His defense was plus-plus at 2B, but his offense was pretty great too. Biggio was a six-time All-Star, and five of those appearances came as a second baseman.
I should mention that Joe Morgan was an All-Star for the Astros at 2B twice...and may have nabbed this spot if he had hung around with the Astros.
Shortstop: Craig Reynolds
Shortstop and starting pitcher are probably the two hardest positions to pick an all-time player for on the Astros roster (for VERY different reasons).
The Astros have never had a dominant, superstar shorstop. In fact, Miguel Tejada probably comes closest to meeting that standard—but by his time with the Astros he was past his prime and a one-dimensional player.

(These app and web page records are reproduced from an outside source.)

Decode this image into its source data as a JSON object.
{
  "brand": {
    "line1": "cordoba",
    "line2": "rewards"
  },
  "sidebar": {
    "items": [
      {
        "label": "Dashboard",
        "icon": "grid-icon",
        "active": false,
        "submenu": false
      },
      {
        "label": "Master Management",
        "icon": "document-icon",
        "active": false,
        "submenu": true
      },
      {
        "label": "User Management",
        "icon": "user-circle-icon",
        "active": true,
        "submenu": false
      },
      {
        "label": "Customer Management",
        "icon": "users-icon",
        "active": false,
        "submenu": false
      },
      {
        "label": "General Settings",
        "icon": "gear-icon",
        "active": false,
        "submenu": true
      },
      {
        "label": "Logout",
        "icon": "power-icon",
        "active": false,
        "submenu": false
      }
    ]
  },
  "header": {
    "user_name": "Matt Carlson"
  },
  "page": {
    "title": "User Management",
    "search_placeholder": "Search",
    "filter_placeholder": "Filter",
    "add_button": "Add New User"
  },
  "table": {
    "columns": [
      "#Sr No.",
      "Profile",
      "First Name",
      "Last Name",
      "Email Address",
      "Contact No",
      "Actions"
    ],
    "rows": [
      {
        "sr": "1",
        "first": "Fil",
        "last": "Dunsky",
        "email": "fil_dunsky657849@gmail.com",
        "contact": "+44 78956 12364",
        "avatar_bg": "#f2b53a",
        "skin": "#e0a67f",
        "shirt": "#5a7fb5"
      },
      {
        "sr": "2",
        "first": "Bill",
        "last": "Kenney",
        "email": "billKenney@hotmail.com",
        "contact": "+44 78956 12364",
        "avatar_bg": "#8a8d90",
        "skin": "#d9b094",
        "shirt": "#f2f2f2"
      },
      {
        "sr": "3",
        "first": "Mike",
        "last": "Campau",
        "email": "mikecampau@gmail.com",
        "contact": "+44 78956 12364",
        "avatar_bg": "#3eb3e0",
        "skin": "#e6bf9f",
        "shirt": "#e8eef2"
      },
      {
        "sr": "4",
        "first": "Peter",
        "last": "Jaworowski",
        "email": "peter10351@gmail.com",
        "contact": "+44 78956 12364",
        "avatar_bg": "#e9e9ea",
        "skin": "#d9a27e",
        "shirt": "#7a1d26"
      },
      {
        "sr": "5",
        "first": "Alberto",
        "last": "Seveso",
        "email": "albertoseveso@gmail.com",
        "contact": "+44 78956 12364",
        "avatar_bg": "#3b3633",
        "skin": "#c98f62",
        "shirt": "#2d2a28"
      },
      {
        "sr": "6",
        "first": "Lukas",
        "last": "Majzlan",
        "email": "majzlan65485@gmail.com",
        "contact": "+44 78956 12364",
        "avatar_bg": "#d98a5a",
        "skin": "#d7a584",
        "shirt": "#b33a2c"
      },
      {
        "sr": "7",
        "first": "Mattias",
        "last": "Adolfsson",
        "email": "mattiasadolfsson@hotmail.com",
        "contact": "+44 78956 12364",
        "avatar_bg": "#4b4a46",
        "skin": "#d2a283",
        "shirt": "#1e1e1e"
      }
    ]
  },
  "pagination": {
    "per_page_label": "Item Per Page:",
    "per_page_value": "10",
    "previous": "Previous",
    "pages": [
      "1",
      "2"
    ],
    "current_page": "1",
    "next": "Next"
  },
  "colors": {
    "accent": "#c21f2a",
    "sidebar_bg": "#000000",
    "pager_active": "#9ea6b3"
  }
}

Dickie Thon had the most raw talent but was stopped—after only one superb year—by a Mike Torrez fastball to the head.
So I went with Craig Reynolds, who took over for Thon and became the Astros' everyday SS in the mid-'80s. Renolds was above average defensively and about average offensively. But for the Astros, he was as good as it gets!
Third Base: Doug Rader
For baseball fans this might seem like an easy choice, as Ken Caminiti was a mainstay for the Astros for most of his career, but it might surprise you to know that Caminiti's four best offensive seasons all came in his four seasons with the San Diego Padres.
For this reason I chose Doug Rader as my all-time great Astro 3B. Rader's offense with the Astros is superior, and a cursory reading of contemporaries tells the story of a very good, hard-nosed defensive third baseman.
Outfield: Cesar Cedeno
A four-time All-Star with 20-plus HR power and 50-plus SB speed, Cedeno was tremendous player for a period of about five to six years in the early '70s.
He had a good career, with a career batting average of .285, averaging 16 HR and 44 SB per 162 games. A star talent offensively who was plus-plus on defense in the OF.
Outfield: Jim Wynn
Wynn only had one All-Star appearance, but in a different era he may have been regarded as a superstar. He had that rare combination of speed and power and was very good on defense in the OF.
By just looking at the numbers, it's hard to understand how Wynn is not remembered as one of the great players of his era. Just an example of a Jim Wynn season: In 1969 he did not make the All-Star team but hit .269 with 33 HR, 23 SB, and a .436 OBP.
His career stat line: .250BA/25HR/81RBI/19SB/.366OBP
Outfield: Lance Berkman
I was struggling with this as I tried to figure out who should be my third OF, and then I decided to fudge things a little bit...I chose Lance Berkman.
Though Berkman has played mostly at first base since 2005, his pre-2005 offensive numbers are easily good enough to make him the best offensive OF in Astros history. Berkman is consistently a .300 hitter with the power to go deep at least 35 times a year.
His career stat line: .299BA/34HR/112RBI/.412OBP
Starting Pitcher: J.R. Richard
This is probably the most difficult pick of the entire Astros all-time team. The Astros have had some tremendous pitchers come through their clubhouse.
In fact, the first guy we all probably think of is Nolan Ryan. He pitched more years with the Astros than any other single club, and he had some good years with them...though his best were already behind him.
In 1987 Ryan had a spectacular year (though very odd record-wise); he had a 2.76 ERA with 270 K's but only eight wins to 16 losses!
The Astros have also seen great pitchers like Larry Dierker, Roy Oswalt, and Mike Scott come through their organization.
But the greatest Astro pitcher of all time has to be J.R. Richard.
JR took some time before hitting his groove, but from 1976-1980 you'd be hard pressed to find a better pitcher in the game. In 1978 he had a 3.11 ERA with 303 K's, and in 1979 he bettered that with a 2.79 ERA and 313 K's!
Richard had tremendous potential but was struck down in his prime by a stroke midway through the 1980 season.
Relief Pitcher: Billy Wagner
This race is not even close. Dave Smith and Brad Lidge can be mentioned in this discussion, but just in passing.
Billy Wagner is hands down the greatest relief pitcher the Astros have ever seen, and his numbers and talent far and away surpass his closest competitors. Billy the Kid sits atop this mountain.